### [ACTION ITEM]
All of the data below should be printed again word for word, pictures excluded.

### [AVAILABLE DATA]
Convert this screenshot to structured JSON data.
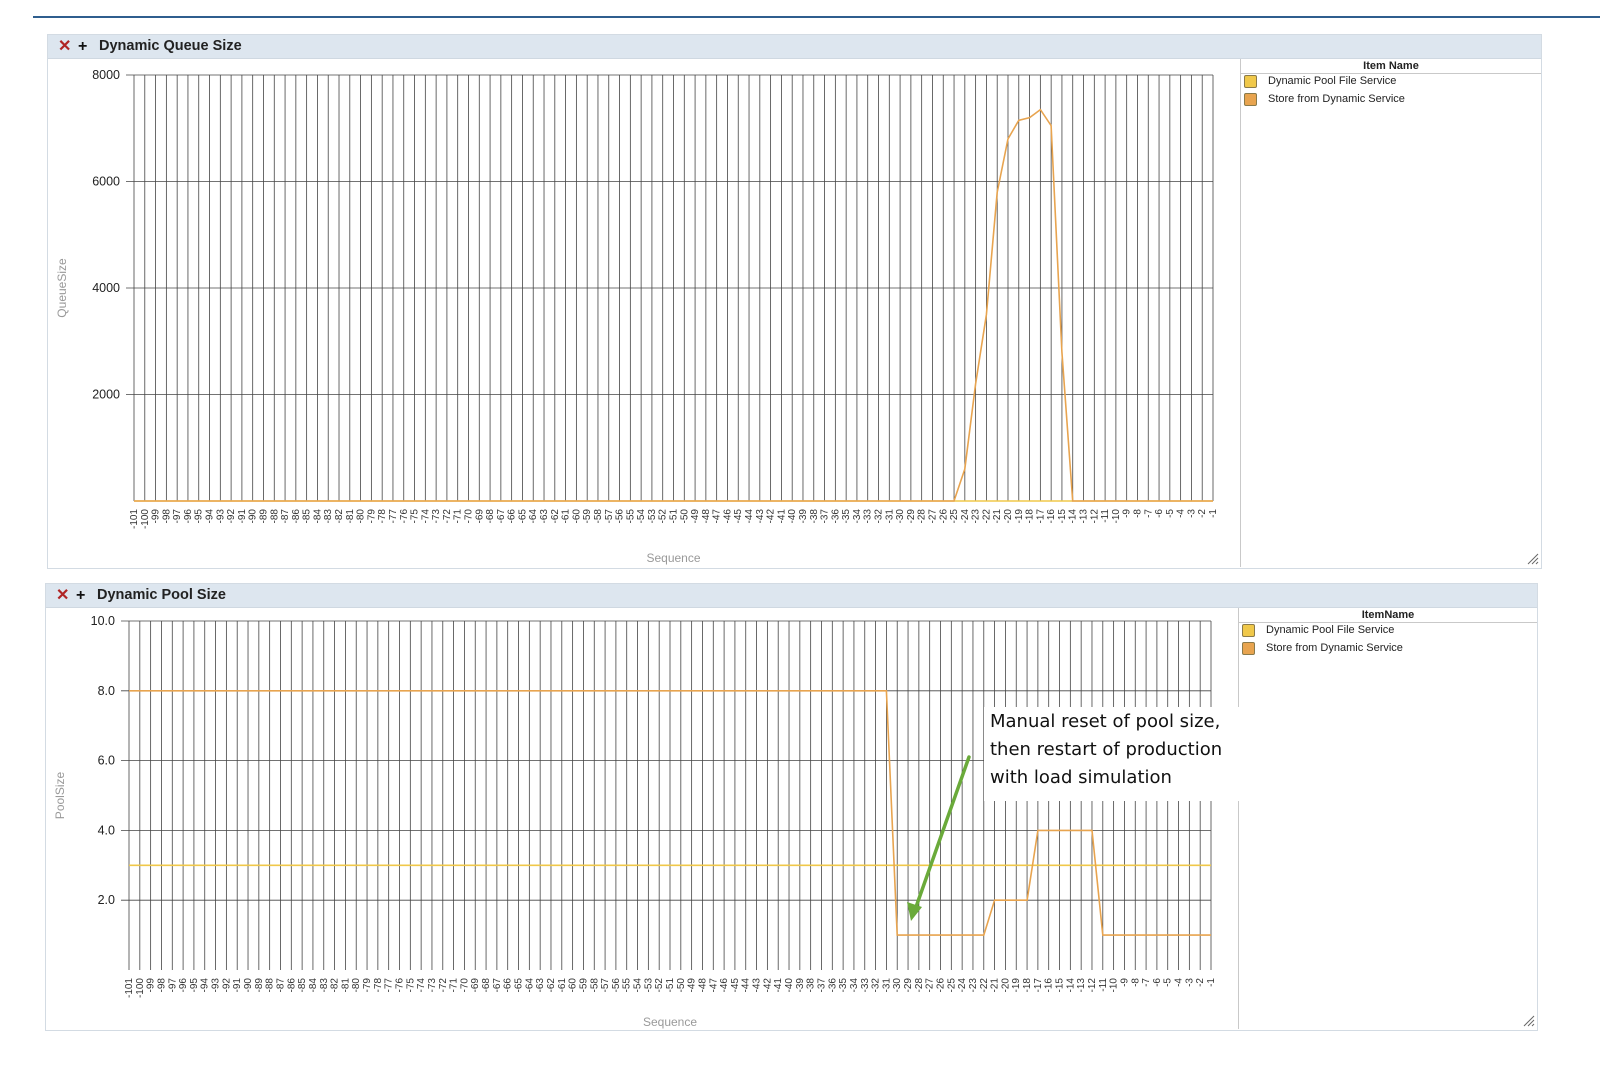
{
  "panels": [
    {
      "title": "Dynamic Queue Size",
      "close_icon": "close-icon",
      "expand_icon": "plus-icon",
      "legend_title": "Item Name",
      "legend": [
        {
          "label": "Dynamic Pool File Service",
          "color": "#f0c84a"
        },
        {
          "label": "Store from Dynamic Service",
          "color": "#e8a44f"
        }
      ]
    },
    {
      "title": "Dynamic Pool Size",
      "close_icon": "close-icon",
      "expand_icon": "plus-icon",
      "legend_title": "ItemName",
      "legend": [
        {
          "label": "Dynamic Pool File Service",
          "color": "#f0c84a"
        },
        {
          "label": "Store from Dynamic Service",
          "color": "#e8a44f"
        }
      ]
    }
  ],
  "annotation": {
    "lines": [
      "Manual reset of pool size,",
      "then restart of production",
      "with load simulation"
    ],
    "arrow_color": "#6aaa3a"
  },
  "chart_data": [
    {
      "type": "line",
      "title": "Dynamic Queue Size",
      "xlabel": "Sequence",
      "ylabel": "QueueSize",
      "x_start": -101,
      "x_end": -1,
      "ylim": [
        0,
        8000
      ],
      "yticks": [
        "8000",
        "6000",
        "4000",
        "2000"
      ],
      "grid": true,
      "legend_position": "right",
      "series": [
        {
          "name": "Dynamic Pool File Service",
          "color": "#f0c84a",
          "constant": 0
        },
        {
          "name": "Store from Dynamic Service",
          "color": "#e8a44f",
          "default": 0,
          "points": {
            "-25": 0,
            "-24": 600,
            "-23": 2200,
            "-22": 3500,
            "-21": 5800,
            "-20": 6800,
            "-19": 7150,
            "-18": 7200,
            "-17": 7350,
            "-16": 7050,
            "-15": 2800,
            "-14": 0
          }
        }
      ]
    },
    {
      "type": "line",
      "title": "Dynamic Pool Size",
      "xlabel": "Sequence",
      "ylabel": "PoolSize",
      "x_start": -101,
      "x_end": -1,
      "ylim": [
        0,
        10
      ],
      "yticks": [
        "10.0",
        "8.0",
        "6.0",
        "4.0",
        "2.0"
      ],
      "grid": true,
      "legend_position": "right",
      "series": [
        {
          "name": "Dynamic Pool File Service",
          "color": "#f0c84a",
          "constant": 3
        },
        {
          "name": "Store from Dynamic Service",
          "color": "#e8a44f",
          "default": 1,
          "segments": [
            {
              "from": -101,
              "to": -31,
              "value": 8
            },
            {
              "from": -30,
              "to": -22,
              "value": 1
            },
            {
              "from": -21,
              "to": -18,
              "value": 2
            },
            {
              "from": -17,
              "to": -12,
              "value": 4
            },
            {
              "from": -11,
              "to": -1,
              "value": 1
            }
          ]
        }
      ]
    }
  ]
}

### [RESPONSE TO THE EXERCISE]
Convert this screenshot to structured JSON data.
{
  "panels": [
    {
      "title": "Dynamic Queue Size",
      "close_icon": "close-icon",
      "expand_icon": "plus-icon",
      "legend_title": "Item Name",
      "legend": [
        {
          "label": "Dynamic Pool File Service",
          "color": "#f0c84a"
        },
        {
          "label": "Store from Dynamic Service",
          "color": "#e8a44f"
        }
      ]
    },
    {
      "title": "Dynamic Pool Size",
      "close_icon": "close-icon",
      "expand_icon": "plus-icon",
      "legend_title": "ItemName",
      "legend": [
        {
          "label": "Dynamic Pool File Service",
          "color": "#f0c84a"
        },
        {
          "label": "Store from Dynamic Service",
          "color": "#e8a44f"
        }
      ]
    }
  ],
  "annotation": {
    "lines": [
      "Manual reset of pool size,",
      "then restart of production",
      "with load simulation"
    ],
    "arrow_color": "#6aaa3a"
  },
  "chart_data": [
    {
      "type": "line",
      "title": "Dynamic Queue Size",
      "xlabel": "Sequence",
      "ylabel": "QueueSize",
      "x_start": -101,
      "x_end": -1,
      "ylim": [
        0,
        8000
      ],
      "yticks": [
        "8000",
        "6000",
        "4000",
        "2000"
      ],
      "grid": true,
      "legend_position": "right",
      "series": [
        {
          "name": "Dynamic Pool File Service",
          "color": "#f0c84a",
          "constant": 0
        },
        {
          "name": "Store from Dynamic Service",
          "color": "#e8a44f",
          "default": 0,
          "points": {
            "-25": 0,
            "-24": 600,
            "-23": 2200,
            "-22": 3500,
            "-21": 5800,
            "-20": 6800,
            "-19": 7150,
            "-18": 7200,
            "-17": 7350,
            "-16": 7050,
            "-15": 2800,
            "-14": 0
          }
        }
      ]
    },
    {
      "type": "line",
      "title": "Dynamic Pool Size",
      "xlabel": "Sequence",
      "ylabel": "PoolSize",
      "x_start": -101,
      "x_end": -1,
      "ylim": [
        0,
        10
      ],
      "yticks": [
        "10.0",
        "8.0",
        "6.0",
        "4.0",
        "2.0"
      ],
      "grid": true,
      "legend_position": "right",
      "series": [
        {
          "name": "Dynamic Pool File Service",
          "color": "#f0c84a",
          "constant": 3
        },
        {
          "name": "Store from Dynamic Service",
          "color": "#e8a44f",
          "default": 1,
          "segments": [
            {
              "from": -101,
              "to": -31,
              "value": 8
            },
            {
              "from": -30,
              "to": -22,
              "value": 1
            },
            {
              "from": -21,
              "to": -18,
              "value": 2
            },
            {
              "from": -17,
              "to": -12,
              "value": 4
            },
            {
              "from": -11,
              "to": -1,
              "value": 1
            }
          ]
        }
      ]
    }
  ]
}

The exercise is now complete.